───── Study material

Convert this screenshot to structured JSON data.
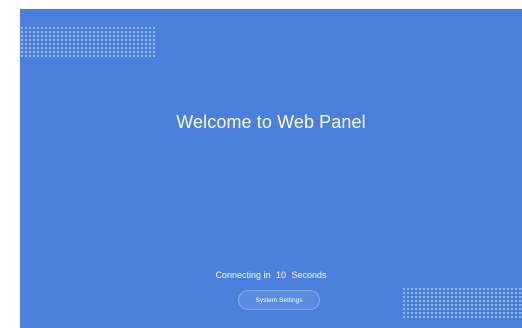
{
  "welcome": {
    "title": "Welcome to Web Panel"
  },
  "status": {
    "prefix": "Connecting in",
    "seconds": "10",
    "suffix": "Seconds"
  },
  "actions": {
    "system_settings_label": "System Settings"
  },
  "colors": {
    "background": "#4a7fde",
    "text": "#ffffff"
  }
}
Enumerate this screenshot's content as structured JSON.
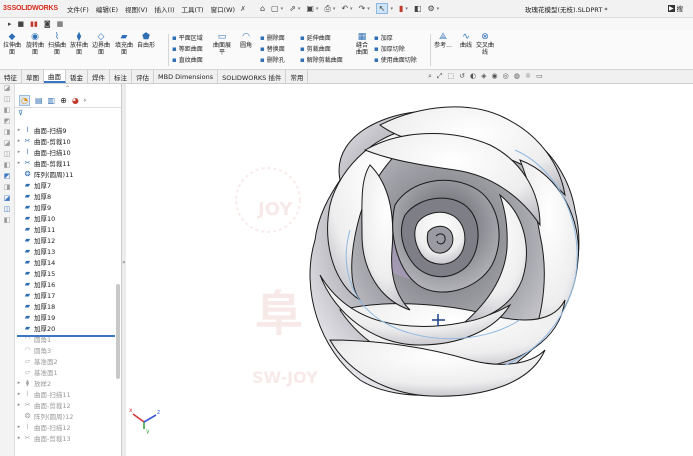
{
  "app": {
    "brand_prefix": "3S",
    "brand": "SOLIDWORKS",
    "document_title": "玫瑰花模型(无枝).SLDPRT *",
    "search_label": "搜"
  },
  "menu": [
    "文件(F)",
    "编辑(E)",
    "视图(V)",
    "插入(I)",
    "工具(T)",
    "窗口(W)"
  ],
  "ribbon": {
    "large_buttons": [
      {
        "label": "拉伸曲面",
        "icon": "extruded-surface-icon"
      },
      {
        "label": "旋转曲面",
        "icon": "revolved-surface-icon"
      },
      {
        "label": "扫描曲面",
        "icon": "swept-surface-icon"
      },
      {
        "label": "放样曲面",
        "icon": "lofted-surface-icon"
      },
      {
        "label": "边界曲面",
        "icon": "boundary-surface-icon"
      },
      {
        "label": "填充曲面",
        "icon": "filled-surface-icon"
      },
      {
        "label": "自由形",
        "icon": "freeform-icon"
      }
    ],
    "small_col1": [
      "平面区域",
      "等距曲面",
      "直纹曲面"
    ],
    "mid_buttons": [
      {
        "label": "曲面展平",
        "icon": "surface-flatten-icon"
      },
      {
        "label": "圆角",
        "icon": "fillet-icon"
      }
    ],
    "small_col2": [
      "删除面",
      "替换面",
      "删除孔"
    ],
    "small_col3": [
      "延伸曲面",
      "剪裁曲面",
      "解除剪裁曲面"
    ],
    "knit_button": "缝合曲面",
    "small_col4": [
      "加厚",
      "加厚切除",
      "使用曲面切除"
    ],
    "right_buttons": [
      {
        "label": "参考...",
        "icon": "reference-geometry-icon"
      },
      {
        "label": "曲线",
        "icon": "curves-icon"
      },
      {
        "label": "交叉曲线",
        "icon": "intersection-curve-icon"
      }
    ]
  },
  "tabs": [
    "特征",
    "草图",
    "曲面",
    "钣金",
    "焊件",
    "标注",
    "评估",
    "MBD Dimensions",
    "SOLIDWORKS 插件",
    "常用"
  ],
  "active_tab": "曲面",
  "tree": [
    {
      "label": "曲面-扫描9",
      "icon": "sweep",
      "arrow": true,
      "dim": false
    },
    {
      "label": "曲面-剪裁10",
      "icon": "trim",
      "arrow": true,
      "dim": false
    },
    {
      "label": "曲面-扫描10",
      "icon": "sweep",
      "arrow": true,
      "dim": false
    },
    {
      "label": "曲面-剪裁11",
      "icon": "trim",
      "arrow": true,
      "dim": false
    },
    {
      "label": "阵列(圆周)11",
      "icon": "pattern",
      "arrow": false,
      "dim": false
    },
    {
      "label": "加厚7",
      "icon": "thicken",
      "arrow": false,
      "dim": false
    },
    {
      "label": "加厚8",
      "icon": "thicken",
      "arrow": false,
      "dim": false
    },
    {
      "label": "加厚9",
      "icon": "thicken",
      "arrow": false,
      "dim": false
    },
    {
      "label": "加厚10",
      "icon": "thicken",
      "arrow": false,
      "dim": false
    },
    {
      "label": "加厚11",
      "icon": "thicken",
      "arrow": false,
      "dim": false
    },
    {
      "label": "加厚12",
      "icon": "thicken",
      "arrow": false,
      "dim": false
    },
    {
      "label": "加厚13",
      "icon": "thicken",
      "arrow": false,
      "dim": false
    },
    {
      "label": "加厚14",
      "icon": "thicken",
      "arrow": false,
      "dim": false
    },
    {
      "label": "加厚15",
      "icon": "thicken",
      "arrow": false,
      "dim": false
    },
    {
      "label": "加厚16",
      "icon": "thicken",
      "arrow": false,
      "dim": false
    },
    {
      "label": "加厚17",
      "icon": "thicken",
      "arrow": false,
      "dim": false
    },
    {
      "label": "加厚18",
      "icon": "thicken",
      "arrow": false,
      "dim": false
    },
    {
      "label": "加厚19",
      "icon": "thicken",
      "arrow": false,
      "dim": false
    },
    {
      "label": "加厚20",
      "icon": "thicken",
      "arrow": false,
      "dim": false
    },
    {
      "label": "圆角1",
      "icon": "fillet",
      "arrow": false,
      "dim": true
    },
    {
      "label": "圆角3",
      "icon": "fillet",
      "arrow": false,
      "dim": true
    },
    {
      "label": "基准面2",
      "icon": "plane",
      "arrow": false,
      "dim": true
    },
    {
      "label": "基准面1",
      "icon": "plane",
      "arrow": false,
      "dim": true
    },
    {
      "label": "放样2",
      "icon": "loft",
      "arrow": true,
      "dim": true
    },
    {
      "label": "曲面-扫描11",
      "icon": "sweep",
      "arrow": true,
      "dim": true
    },
    {
      "label": "曲面-剪裁12",
      "icon": "trim",
      "arrow": true,
      "dim": true
    },
    {
      "label": "阵列(圆周)12",
      "icon": "pattern",
      "arrow": false,
      "dim": true
    },
    {
      "label": "曲面-扫描12",
      "icon": "sweep",
      "arrow": true,
      "dim": true
    },
    {
      "label": "曲面-剪裁13",
      "icon": "trim",
      "arrow": true,
      "dim": true
    }
  ],
  "watermark": {
    "text_top": "JOY",
    "text_mid": "阜",
    "text_bottom": "SW-JOY"
  },
  "triad": {
    "x": "x",
    "y": "y",
    "z": "z"
  },
  "colors": {
    "accent": "#3a76c1",
    "brand": "#d52b1e",
    "rose_tint": "#c9a9e6"
  }
}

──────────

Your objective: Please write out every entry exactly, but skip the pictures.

Exercise response:
Convert this screenshot to structured JSON data.
{
  "welcome": {
    "title": "Welcome to Web Panel"
  },
  "status": {
    "prefix": "Connecting in",
    "seconds": "10",
    "suffix": "Seconds"
  },
  "actions": {
    "system_settings_label": "System Settings"
  },
  "colors": {
    "background": "#4a7fde",
    "text": "#ffffff"
  }
}
Enumerate this screenshot's content as structured JSON.
{
  "app": {
    "brand_prefix": "3S",
    "brand": "SOLIDWORKS",
    "document_title": "玫瑰花模型(无枝).SLDPRT *",
    "search_label": "搜"
  },
  "menu": [
    "文件(F)",
    "编辑(E)",
    "视图(V)",
    "插入(I)",
    "工具(T)",
    "窗口(W)"
  ],
  "ribbon": {
    "large_buttons": [
      {
        "label": "拉伸曲面",
        "icon": "extruded-surface-icon"
      },
      {
        "label": "旋转曲面",
        "icon": "revolved-surface-icon"
      },
      {
        "label": "扫描曲面",
        "icon": "swept-surface-icon"
      },
      {
        "label": "放样曲面",
        "icon": "lofted-surface-icon"
      },
      {
        "label": "边界曲面",
        "icon": "boundary-surface-icon"
      },
      {
        "label": "填充曲面",
        "icon": "filled-surface-icon"
      },
      {
        "label": "自由形",
        "icon": "freeform-icon"
      }
    ],
    "small_col1": [
      "平面区域",
      "等距曲面",
      "直纹曲面"
    ],
    "mid_buttons": [
      {
        "label": "曲面展平",
        "icon": "surface-flatten-icon"
      },
      {
        "label": "圆角",
        "icon": "fillet-icon"
      }
    ],
    "small_col2": [
      "删除面",
      "替换面",
      "删除孔"
    ],
    "small_col3": [
      "延伸曲面",
      "剪裁曲面",
      "解除剪裁曲面"
    ],
    "knit_button": "缝合曲面",
    "small_col4": [
      "加厚",
      "加厚切除",
      "使用曲面切除"
    ],
    "right_buttons": [
      {
        "label": "参考...",
        "icon": "reference-geometry-icon"
      },
      {
        "label": "曲线",
        "icon": "curves-icon"
      },
      {
        "label": "交叉曲线",
        "icon": "intersection-curve-icon"
      }
    ]
  },
  "tabs": [
    "特征",
    "草图",
    "曲面",
    "钣金",
    "焊件",
    "标注",
    "评估",
    "MBD Dimensions",
    "SOLIDWORKS 插件",
    "常用"
  ],
  "active_tab": "曲面",
  "tree": [
    {
      "label": "曲面-扫描9",
      "icon": "sweep",
      "arrow": true,
      "dim": false
    },
    {
      "label": "曲面-剪裁10",
      "icon": "trim",
      "arrow": true,
      "dim": false
    },
    {
      "label": "曲面-扫描10",
      "icon": "sweep",
      "arrow": true,
      "dim": false
    },
    {
      "label": "曲面-剪裁11",
      "icon": "trim",
      "arrow": true,
      "dim": false
    },
    {
      "label": "阵列(圆周)11",
      "icon": "pattern",
      "arrow": false,
      "dim": false
    },
    {
      "label": "加厚7",
      "icon": "thicken",
      "arrow": false,
      "dim": false
    },
    {
      "label": "加厚8",
      "icon": "thicken",
      "arrow": false,
      "dim": false
    },
    {
      "label": "加厚9",
      "icon": "thicken",
      "arrow": false,
      "dim": false
    },
    {
      "label": "加厚10",
      "icon": "thicken",
      "arrow": false,
      "dim": false
    },
    {
      "label": "加厚11",
      "icon": "thicken",
      "arrow": false,
      "dim": false
    },
    {
      "label": "加厚12",
      "icon": "thicken",
      "arrow": false,
      "dim": false
    },
    {
      "label": "加厚13",
      "icon": "thicken",
      "arrow": false,
      "dim": false
    },
    {
      "label": "加厚14",
      "icon": "thicken",
      "arrow": false,
      "dim": false
    },
    {
      "label": "加厚15",
      "icon": "thicken",
      "arrow": false,
      "dim": false
    },
    {
      "label": "加厚16",
      "icon": "thicken",
      "arrow": false,
      "dim": false
    },
    {
      "label": "加厚17",
      "icon": "thicken",
      "arrow": false,
      "dim": false
    },
    {
      "label": "加厚18",
      "icon": "thicken",
      "arrow": false,
      "dim": false
    },
    {
      "label": "加厚19",
      "icon": "thicken",
      "arrow": false,
      "dim": false
    },
    {
      "label": "加厚20",
      "icon": "thicken",
      "arrow": false,
      "dim": false
    },
    {
      "label": "圆角1",
      "icon": "fillet",
      "arrow": false,
      "dim": true
    },
    {
      "label": "圆角3",
      "icon": "fillet",
      "arrow": false,
      "dim": true
    },
    {
      "label": "基准面2",
      "icon": "plane",
      "arrow": false,
      "dim": true
    },
    {
      "label": "基准面1",
      "icon": "plane",
      "arrow": false,
      "dim": true
    },
    {
      "label": "放样2",
      "icon": "loft",
      "arrow": true,
      "dim": true
    },
    {
      "label": "曲面-扫描11",
      "icon": "sweep",
      "arrow": true,
      "dim": true
    },
    {
      "label": "曲面-剪裁12",
      "icon": "trim",
      "arrow": true,
      "dim": true
    },
    {
      "label": "阵列(圆周)12",
      "icon": "pattern",
      "arrow": false,
      "dim": true
    },
    {
      "label": "曲面-扫描12",
      "icon": "sweep",
      "arrow": true,
      "dim": true
    },
    {
      "label": "曲面-剪裁13",
      "icon": "trim",
      "arrow": true,
      "dim": true
    }
  ],
  "watermark": {
    "text_top": "JOY",
    "text_mid": "阜",
    "text_bottom": "SW-JOY"
  },
  "triad": {
    "x": "x",
    "y": "y",
    "z": "z"
  },
  "colors": {
    "accent": "#3a76c1",
    "brand": "#d52b1e",
    "rose_tint": "#c9a9e6"
  }
}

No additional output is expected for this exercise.